I love New Year's resolutions. I love reflecting on the previous year and looking forward to what's to come. I also love making lists and setting goals. It's part of who I am.
With that said, this year's list looks a bit different. Mainly, because one goal stole the show.
First, let me give a bit of background on how this goal came about.
A few weeks ago, I read this post by Jami Nato. I was immediately struck with the desire to pray for one trait I could work on this coming year, both in myself and in my family.
A few days later, I read Tim Keller's "Blessed Self-Forgetfulness."
As I was journaling about what I'd read, the heavens opened up and a dove landed on my shoulder with the message "love others more than yourself."
Ok, not really.
But I did immediately know this trait was the answer to my prayer.

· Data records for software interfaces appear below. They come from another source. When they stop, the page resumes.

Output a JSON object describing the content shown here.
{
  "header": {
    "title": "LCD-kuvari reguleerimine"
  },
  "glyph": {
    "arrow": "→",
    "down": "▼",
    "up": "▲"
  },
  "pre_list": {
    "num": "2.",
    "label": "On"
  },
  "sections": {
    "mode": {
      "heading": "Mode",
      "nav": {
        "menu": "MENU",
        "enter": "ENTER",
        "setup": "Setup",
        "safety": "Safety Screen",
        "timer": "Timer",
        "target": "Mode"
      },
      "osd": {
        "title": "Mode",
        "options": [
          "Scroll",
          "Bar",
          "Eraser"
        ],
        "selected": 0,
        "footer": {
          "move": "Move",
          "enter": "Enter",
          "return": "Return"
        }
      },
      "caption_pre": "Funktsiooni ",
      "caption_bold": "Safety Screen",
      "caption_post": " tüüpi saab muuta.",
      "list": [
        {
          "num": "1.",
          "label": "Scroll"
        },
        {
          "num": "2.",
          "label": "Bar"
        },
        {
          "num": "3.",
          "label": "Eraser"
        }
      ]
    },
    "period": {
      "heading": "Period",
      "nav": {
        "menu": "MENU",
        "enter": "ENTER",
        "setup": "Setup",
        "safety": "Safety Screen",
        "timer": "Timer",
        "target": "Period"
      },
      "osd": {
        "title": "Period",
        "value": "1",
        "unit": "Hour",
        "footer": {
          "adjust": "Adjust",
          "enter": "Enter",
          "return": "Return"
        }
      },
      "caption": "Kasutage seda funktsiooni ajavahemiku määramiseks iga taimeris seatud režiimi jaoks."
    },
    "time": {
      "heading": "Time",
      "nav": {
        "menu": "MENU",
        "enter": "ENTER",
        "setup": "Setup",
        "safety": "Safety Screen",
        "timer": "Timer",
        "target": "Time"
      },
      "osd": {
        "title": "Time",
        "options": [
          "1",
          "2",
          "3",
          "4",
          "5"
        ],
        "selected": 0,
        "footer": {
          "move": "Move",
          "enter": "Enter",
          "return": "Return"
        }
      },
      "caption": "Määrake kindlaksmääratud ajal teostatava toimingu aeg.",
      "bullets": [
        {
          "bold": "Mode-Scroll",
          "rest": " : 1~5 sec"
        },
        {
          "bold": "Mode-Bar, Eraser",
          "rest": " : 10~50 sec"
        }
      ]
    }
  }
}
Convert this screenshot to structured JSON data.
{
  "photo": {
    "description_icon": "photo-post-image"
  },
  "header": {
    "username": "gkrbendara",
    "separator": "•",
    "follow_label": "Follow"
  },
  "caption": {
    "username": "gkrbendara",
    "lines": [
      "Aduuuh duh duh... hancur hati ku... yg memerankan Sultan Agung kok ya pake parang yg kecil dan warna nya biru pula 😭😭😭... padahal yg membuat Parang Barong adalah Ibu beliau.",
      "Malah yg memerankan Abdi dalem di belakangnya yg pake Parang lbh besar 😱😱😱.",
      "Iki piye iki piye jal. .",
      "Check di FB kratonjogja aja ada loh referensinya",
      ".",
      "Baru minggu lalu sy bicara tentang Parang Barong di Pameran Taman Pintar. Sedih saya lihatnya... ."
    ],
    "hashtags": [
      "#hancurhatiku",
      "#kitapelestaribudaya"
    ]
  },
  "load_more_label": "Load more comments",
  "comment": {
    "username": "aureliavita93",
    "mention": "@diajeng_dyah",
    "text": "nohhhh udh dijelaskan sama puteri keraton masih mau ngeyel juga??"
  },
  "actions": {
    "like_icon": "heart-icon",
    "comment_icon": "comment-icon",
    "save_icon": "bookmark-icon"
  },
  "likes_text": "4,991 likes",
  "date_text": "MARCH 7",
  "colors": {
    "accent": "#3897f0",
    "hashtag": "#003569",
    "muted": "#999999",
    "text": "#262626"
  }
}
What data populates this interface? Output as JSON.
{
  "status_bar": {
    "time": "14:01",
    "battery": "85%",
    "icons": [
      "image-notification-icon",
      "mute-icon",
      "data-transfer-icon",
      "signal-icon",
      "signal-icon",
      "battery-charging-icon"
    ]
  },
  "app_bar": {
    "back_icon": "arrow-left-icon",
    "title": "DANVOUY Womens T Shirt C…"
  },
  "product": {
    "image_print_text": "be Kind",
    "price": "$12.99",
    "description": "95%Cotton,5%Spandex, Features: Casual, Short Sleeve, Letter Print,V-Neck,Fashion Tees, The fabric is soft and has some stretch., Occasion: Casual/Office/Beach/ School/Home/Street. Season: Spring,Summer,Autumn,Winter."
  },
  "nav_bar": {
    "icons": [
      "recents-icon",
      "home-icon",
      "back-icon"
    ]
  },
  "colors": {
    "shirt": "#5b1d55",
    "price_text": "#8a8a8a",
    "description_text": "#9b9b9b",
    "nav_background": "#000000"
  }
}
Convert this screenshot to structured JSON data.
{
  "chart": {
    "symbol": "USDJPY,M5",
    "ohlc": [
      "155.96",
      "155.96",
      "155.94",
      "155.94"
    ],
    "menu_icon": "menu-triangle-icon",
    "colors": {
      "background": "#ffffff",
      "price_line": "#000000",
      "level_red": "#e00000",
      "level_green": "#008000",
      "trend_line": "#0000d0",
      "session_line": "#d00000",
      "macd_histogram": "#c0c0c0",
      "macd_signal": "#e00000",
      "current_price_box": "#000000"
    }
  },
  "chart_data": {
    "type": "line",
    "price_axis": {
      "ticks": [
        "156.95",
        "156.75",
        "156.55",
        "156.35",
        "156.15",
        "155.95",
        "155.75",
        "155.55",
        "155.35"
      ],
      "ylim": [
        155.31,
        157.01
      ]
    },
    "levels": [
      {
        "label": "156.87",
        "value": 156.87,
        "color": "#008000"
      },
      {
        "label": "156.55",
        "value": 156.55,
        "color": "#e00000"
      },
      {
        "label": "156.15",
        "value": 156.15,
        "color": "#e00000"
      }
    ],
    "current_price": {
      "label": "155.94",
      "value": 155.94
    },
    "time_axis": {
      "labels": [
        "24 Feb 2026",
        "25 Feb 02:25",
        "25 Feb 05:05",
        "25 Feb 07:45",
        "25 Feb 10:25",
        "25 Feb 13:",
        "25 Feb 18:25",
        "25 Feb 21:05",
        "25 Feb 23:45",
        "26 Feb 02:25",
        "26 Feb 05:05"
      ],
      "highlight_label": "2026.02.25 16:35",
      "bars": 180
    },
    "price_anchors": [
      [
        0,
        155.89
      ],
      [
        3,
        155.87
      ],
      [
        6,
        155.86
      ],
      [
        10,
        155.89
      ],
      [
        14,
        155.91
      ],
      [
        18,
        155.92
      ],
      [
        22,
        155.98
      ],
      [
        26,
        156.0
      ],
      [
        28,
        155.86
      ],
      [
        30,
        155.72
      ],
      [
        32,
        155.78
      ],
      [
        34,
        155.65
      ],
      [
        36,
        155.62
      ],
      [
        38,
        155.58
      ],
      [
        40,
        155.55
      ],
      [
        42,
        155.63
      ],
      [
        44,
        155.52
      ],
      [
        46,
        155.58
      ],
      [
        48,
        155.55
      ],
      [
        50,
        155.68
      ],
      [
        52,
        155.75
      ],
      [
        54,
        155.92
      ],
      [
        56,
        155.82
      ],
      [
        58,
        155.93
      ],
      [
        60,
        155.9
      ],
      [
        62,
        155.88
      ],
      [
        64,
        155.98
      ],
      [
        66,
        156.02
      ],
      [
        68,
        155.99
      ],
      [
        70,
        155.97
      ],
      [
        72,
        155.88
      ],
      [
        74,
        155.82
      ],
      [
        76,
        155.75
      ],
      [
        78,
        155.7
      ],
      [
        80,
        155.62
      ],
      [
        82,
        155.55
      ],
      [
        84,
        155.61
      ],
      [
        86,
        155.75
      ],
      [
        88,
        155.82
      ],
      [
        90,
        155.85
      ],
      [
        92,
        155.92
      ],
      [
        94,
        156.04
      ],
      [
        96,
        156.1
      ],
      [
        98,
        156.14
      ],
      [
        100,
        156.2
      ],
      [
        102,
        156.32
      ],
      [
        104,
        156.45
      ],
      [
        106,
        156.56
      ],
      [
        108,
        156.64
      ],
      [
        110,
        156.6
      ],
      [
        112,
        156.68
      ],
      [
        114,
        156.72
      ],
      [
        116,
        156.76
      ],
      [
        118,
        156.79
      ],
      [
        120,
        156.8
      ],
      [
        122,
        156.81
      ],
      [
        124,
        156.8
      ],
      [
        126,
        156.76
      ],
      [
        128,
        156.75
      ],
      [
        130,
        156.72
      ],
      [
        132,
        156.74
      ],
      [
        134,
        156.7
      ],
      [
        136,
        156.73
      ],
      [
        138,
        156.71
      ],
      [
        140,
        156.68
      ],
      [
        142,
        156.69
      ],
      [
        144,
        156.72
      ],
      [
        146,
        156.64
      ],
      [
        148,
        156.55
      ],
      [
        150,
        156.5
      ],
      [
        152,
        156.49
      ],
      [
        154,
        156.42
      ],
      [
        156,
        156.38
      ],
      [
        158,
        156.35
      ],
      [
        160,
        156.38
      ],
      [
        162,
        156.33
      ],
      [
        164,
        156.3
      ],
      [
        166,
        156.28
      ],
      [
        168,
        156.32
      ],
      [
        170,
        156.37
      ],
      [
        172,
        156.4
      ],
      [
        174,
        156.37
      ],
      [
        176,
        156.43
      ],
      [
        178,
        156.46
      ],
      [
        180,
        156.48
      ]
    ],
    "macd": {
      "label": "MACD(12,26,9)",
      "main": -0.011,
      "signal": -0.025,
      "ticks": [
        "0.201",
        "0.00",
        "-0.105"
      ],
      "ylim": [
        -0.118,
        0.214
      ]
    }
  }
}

I also knew this was quite a lofty intiative. Loving others more than myself isn't exactly something I can mark off a list, so how was I going to turn such a goal into reality?
After days of praying I concluded I have no idea.
BUT, in the few short days I have prayed I've already seen God show up.
During one of Bray's fits over not sharing a new toy with his cousin, I sat him down and said, "it's important we show the people we love how much we love them and one way to do so is to share your favorite toy even if you really, really want to play with it... Bray, Jesus wants us to love other people more than ourselves and you get to to do this by sharing your toy."
It may not seem like much, but I knew the moment I said it God was working through me.
And in case you're like me, wondering if it worked, if Bray shared his toy and morphed into a super holy three year old? The answer is Heck no.
In the three times I've given Bray this speech he's responded favorably once.
But I think that's ok.
I knew this wouldn't be easy or quick and I get to use the times he continues to throw a fit to teach him His dependence on the One who can change him. I usually do this by sending him to time out and telling him to ask Jesus to make him want to love others more than himself.
Let's be honest. There are days I need to put myself in timeout and say the same prayer.
I know working on this trait will take time, consistency, and lots of prayer, but I'm confident this is the right direction for my family. By nature, we are self-consumed and culturally, we are pounded with phrases that feed our ego: pamper yourself, you deserve this. If I don't work to be counter-cultural and fight for a biblical position, my children will grow up thinking they must look out for themselves, which will produce a sinful independence from the Lord, distrust in His provision, and heinous self-centeredness.
And I need to work against what's already ingrained in my mind and train myself to think differently.
Oh, what a year this will be.